By JoshMogerman in News on Jul 3, 2010 7:00PM

Larry Bird. Blue popcorn. Asian carp. What do they have in common?

All were spawned in Indiana.

Late this week news began to dribble out that Indiana wildlife officials had stumbled upon Asian carp spawning in the Wabash River. The invasive fish made its way into the river from the Ohio years ago, but their presence further upriver and the expanding population implied by lots of itty-bitty carp have triggered concern that yet another Great Lake is now threatened. Flooding events regularly connect the Wabash and Maumee Rivers via smaller waterways and flood plains. The Maumee flows directly into Lake Erie near Toledo, OH.

Though he conceded it is only a remote possibility, John Goss, retired Indiana Department of Natural Resources director, told The Blade yesterday that federal officials should not overlook how carp got into the western part of the Hooiser State about five years ago and are now in Indiana's Wabash River, making their way toward Fort Wayne.

Though the Wabash isn't connected to the Maumee, the two rivers are in the same floodplain and come within a couple of miles of each other. If Fort Wayne were to experience a major flood, carp in the Wabash could get into the Maumee, Mr. Goss said.

Flooding events unleashed the Asian carp into the Mississippi River decades ago, setting this entire drama into motion.

Though no official statement has been released by the agencies of the Asian Carp Response Group, the Detroit Free-Press reports that the Army Corps of Engineers will dispatch staffers to evaluate the problem next week. A tour of the impacted areas was hastily arranged for members of Congress earlier this week. The concern from lawmakers will likely bolster efforts to move the Permanent Prevention of Asian Carp Act of 2010, championed by Senators Durbin and Stabenow. Earlier this week a large coalition of conservation groups petitioned the White House to intervene directly in the ongoing carp saga by appointing a "Carp Czar" to better coordinate, communicate and speed up federal efforts to stop the invasion.

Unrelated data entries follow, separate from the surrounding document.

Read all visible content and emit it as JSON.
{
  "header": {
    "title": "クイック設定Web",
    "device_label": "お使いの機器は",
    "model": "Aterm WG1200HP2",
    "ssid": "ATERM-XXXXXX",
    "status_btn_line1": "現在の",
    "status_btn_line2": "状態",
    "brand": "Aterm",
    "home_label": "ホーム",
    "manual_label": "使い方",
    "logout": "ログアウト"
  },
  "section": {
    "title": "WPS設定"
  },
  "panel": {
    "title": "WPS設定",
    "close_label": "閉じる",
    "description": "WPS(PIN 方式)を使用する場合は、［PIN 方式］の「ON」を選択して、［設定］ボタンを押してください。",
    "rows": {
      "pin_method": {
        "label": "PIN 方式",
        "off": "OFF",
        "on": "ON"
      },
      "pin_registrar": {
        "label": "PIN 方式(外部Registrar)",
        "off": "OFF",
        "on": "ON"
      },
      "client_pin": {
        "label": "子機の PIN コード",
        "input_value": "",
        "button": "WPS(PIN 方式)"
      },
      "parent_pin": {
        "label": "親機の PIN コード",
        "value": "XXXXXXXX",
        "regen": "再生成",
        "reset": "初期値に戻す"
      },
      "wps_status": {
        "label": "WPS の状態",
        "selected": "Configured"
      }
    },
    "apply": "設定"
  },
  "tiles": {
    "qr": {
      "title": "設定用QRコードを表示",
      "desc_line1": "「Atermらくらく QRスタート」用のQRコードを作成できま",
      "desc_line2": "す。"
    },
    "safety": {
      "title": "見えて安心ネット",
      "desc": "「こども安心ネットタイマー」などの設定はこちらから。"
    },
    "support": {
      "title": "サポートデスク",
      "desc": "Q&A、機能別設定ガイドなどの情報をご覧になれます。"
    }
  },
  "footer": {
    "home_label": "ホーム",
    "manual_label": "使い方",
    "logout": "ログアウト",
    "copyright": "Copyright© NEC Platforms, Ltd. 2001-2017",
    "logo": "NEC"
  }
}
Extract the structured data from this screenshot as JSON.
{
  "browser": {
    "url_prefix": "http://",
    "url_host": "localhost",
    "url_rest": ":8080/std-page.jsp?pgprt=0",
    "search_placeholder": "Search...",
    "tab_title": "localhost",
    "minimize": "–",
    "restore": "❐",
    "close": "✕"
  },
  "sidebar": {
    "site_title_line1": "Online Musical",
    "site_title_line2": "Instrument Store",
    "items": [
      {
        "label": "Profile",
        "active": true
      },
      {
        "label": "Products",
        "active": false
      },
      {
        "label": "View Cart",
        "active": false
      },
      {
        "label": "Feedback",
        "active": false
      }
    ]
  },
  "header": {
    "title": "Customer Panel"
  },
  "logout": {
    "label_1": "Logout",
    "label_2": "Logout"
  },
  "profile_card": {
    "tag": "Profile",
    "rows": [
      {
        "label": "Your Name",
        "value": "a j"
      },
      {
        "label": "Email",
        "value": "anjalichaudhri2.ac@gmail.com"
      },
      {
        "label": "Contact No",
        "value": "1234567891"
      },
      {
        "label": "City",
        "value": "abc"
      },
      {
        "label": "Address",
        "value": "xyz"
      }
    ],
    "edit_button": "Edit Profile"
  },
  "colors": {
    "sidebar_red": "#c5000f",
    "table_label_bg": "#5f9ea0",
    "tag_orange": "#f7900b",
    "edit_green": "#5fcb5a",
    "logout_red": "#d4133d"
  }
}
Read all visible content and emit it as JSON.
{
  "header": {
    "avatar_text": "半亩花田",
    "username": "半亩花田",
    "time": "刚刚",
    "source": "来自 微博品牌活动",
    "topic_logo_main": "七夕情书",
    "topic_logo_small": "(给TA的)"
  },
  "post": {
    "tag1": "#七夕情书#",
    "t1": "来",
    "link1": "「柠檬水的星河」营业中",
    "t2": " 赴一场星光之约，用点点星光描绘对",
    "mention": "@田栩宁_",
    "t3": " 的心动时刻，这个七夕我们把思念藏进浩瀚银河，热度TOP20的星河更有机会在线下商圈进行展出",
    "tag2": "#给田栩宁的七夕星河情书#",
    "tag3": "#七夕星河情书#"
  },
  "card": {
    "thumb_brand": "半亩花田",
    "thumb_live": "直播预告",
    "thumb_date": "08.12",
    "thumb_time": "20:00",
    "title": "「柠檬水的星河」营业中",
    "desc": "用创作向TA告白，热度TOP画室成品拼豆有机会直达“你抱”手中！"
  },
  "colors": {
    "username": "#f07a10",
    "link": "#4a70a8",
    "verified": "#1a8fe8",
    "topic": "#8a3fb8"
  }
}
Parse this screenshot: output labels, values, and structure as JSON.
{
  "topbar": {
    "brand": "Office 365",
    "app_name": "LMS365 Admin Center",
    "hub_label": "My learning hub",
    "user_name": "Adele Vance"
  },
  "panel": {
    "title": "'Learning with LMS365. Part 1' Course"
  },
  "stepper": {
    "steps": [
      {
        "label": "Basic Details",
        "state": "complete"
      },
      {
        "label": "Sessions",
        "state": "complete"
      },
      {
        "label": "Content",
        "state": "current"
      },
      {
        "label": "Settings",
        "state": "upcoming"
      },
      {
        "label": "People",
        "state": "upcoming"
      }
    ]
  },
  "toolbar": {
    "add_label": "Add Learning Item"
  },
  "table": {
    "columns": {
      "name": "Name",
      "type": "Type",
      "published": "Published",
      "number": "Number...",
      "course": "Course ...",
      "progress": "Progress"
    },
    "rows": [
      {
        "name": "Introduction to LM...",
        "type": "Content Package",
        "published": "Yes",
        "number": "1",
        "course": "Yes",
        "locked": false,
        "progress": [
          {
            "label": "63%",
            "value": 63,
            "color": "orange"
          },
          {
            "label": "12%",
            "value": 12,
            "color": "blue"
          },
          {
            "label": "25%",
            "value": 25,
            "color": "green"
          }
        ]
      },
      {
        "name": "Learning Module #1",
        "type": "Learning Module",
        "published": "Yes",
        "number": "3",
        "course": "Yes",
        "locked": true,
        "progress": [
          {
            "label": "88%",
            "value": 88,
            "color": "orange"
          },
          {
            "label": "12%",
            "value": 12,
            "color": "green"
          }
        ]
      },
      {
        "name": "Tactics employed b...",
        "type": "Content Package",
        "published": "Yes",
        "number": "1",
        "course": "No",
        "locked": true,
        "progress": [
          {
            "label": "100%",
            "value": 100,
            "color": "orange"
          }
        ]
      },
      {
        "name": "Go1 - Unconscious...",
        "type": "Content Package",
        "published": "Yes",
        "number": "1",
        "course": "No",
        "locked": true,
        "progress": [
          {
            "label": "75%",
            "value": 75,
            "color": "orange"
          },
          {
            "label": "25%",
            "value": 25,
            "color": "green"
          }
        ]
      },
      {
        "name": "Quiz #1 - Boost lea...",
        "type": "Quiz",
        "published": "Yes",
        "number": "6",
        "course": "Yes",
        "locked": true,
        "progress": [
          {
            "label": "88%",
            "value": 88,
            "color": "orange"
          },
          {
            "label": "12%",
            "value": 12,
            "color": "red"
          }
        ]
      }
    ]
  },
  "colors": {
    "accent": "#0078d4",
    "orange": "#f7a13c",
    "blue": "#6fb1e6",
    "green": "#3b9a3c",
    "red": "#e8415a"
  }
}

While this is horrible news for the region, it does offer the a chance to see the reaction of politicians and press in Ohio and Indiana who seemed very happy to lash out when the carp were viewed as an “Illinois problem.” Speaking of Illinois problems, check out this video of the carp infestation near Starved Rock State Park (it gets good a minute in, but is NSFW due to some very Blagojevich-ian language):